→ Records for this exercise

──────────

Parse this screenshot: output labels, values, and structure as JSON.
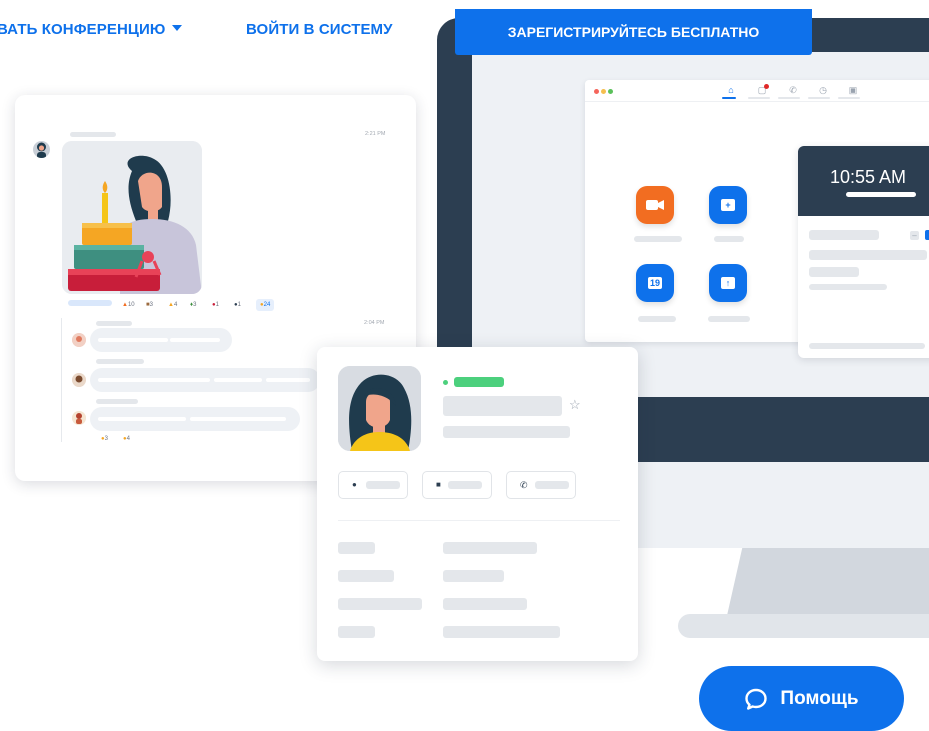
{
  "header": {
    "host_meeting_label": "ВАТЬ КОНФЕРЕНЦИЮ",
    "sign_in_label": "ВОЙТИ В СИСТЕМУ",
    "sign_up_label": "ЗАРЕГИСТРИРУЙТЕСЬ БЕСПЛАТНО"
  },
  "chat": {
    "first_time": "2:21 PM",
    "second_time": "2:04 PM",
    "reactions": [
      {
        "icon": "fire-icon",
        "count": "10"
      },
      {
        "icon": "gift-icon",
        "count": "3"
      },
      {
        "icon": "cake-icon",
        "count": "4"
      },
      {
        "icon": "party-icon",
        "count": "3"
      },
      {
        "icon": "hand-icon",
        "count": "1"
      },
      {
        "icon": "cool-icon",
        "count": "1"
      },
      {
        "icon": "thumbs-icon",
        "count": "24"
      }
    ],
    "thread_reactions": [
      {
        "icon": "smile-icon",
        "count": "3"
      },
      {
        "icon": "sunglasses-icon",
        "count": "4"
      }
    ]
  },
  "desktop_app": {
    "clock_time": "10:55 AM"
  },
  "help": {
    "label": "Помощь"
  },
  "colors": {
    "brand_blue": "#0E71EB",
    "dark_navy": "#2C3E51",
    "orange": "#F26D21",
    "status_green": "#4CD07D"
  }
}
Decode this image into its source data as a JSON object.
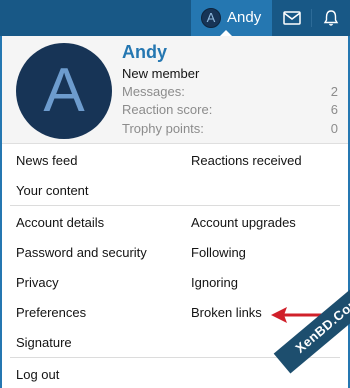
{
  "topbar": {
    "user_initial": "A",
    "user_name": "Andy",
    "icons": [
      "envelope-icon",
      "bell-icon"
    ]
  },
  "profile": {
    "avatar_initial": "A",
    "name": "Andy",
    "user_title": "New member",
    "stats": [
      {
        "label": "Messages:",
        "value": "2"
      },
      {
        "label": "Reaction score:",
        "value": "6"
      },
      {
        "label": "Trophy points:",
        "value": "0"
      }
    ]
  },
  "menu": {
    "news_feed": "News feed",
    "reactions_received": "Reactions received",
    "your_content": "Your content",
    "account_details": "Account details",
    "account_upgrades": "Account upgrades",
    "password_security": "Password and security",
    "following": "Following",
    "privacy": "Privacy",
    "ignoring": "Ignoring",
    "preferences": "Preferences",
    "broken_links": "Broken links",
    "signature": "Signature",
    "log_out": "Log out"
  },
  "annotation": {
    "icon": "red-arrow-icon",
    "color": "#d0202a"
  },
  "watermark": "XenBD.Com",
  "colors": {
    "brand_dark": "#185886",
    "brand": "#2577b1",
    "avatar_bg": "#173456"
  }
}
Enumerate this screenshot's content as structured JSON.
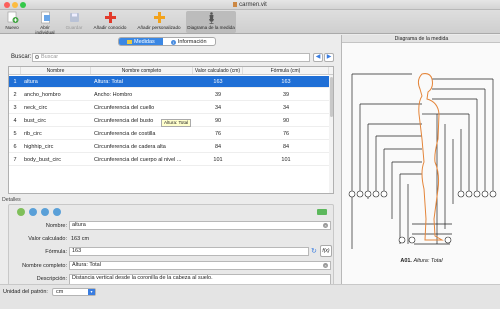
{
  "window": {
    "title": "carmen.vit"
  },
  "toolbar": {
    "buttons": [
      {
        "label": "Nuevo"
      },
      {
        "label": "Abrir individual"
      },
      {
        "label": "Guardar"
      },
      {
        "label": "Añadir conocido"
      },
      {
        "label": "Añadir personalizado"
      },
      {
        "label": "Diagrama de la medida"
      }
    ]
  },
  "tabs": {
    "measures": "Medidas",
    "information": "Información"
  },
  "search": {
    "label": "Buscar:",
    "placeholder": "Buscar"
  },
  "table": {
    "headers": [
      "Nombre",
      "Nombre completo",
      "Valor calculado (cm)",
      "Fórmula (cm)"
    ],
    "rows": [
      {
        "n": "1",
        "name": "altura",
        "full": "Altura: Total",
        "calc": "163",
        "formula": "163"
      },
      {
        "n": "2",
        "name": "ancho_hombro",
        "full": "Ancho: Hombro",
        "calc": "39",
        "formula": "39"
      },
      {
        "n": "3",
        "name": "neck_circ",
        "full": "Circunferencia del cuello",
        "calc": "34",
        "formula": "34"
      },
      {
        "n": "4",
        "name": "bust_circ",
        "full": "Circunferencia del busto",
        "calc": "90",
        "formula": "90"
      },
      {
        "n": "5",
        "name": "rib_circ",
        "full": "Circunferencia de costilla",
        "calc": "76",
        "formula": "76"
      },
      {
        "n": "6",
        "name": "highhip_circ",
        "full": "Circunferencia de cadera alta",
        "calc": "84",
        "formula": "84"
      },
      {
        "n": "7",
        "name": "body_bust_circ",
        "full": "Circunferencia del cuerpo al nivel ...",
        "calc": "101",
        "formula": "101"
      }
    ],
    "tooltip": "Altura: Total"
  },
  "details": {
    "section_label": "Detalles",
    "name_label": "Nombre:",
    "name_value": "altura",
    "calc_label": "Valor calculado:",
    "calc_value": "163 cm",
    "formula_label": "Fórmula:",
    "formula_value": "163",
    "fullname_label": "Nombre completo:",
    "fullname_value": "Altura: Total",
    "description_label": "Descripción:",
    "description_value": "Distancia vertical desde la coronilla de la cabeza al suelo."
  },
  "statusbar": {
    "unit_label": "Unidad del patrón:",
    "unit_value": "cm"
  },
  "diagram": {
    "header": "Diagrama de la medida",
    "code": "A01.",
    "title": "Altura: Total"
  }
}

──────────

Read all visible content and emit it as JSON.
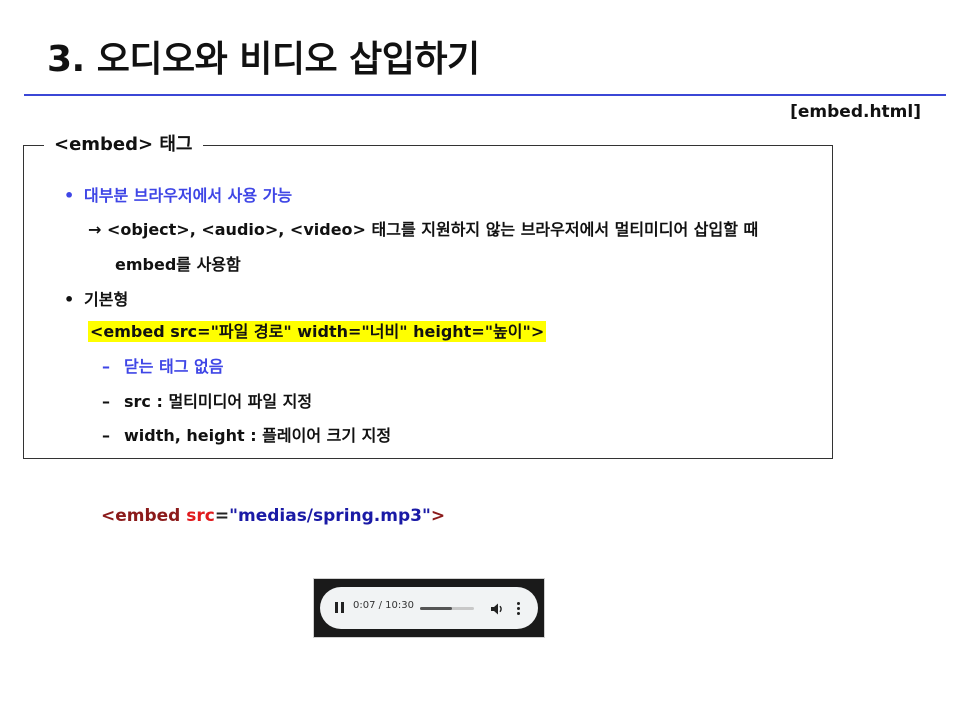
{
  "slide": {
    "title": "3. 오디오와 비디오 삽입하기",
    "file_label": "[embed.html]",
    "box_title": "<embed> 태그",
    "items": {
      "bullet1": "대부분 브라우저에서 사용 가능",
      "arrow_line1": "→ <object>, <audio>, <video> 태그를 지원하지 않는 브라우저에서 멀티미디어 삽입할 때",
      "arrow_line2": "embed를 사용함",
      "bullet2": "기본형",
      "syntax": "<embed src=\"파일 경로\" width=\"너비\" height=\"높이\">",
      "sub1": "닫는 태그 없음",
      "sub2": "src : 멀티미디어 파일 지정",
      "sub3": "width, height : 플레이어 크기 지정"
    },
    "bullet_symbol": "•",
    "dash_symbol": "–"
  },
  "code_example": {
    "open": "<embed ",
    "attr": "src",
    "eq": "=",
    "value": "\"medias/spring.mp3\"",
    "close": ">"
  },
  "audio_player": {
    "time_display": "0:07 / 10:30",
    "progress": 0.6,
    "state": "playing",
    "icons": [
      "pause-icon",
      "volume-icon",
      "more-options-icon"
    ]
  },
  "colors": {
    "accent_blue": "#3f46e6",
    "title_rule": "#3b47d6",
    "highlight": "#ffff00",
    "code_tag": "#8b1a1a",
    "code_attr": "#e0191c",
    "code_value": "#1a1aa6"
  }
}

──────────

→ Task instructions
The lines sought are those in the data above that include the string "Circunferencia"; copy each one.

→ Response to this exercise
        "full": "Circunferencia del cuello",
        "full": "Circunferencia del busto",
        "full": "Circunferencia de costilla",
        "full": "Circunferencia de cadera alta",
        "full": "Circunferencia del cuerpo al nivel ...",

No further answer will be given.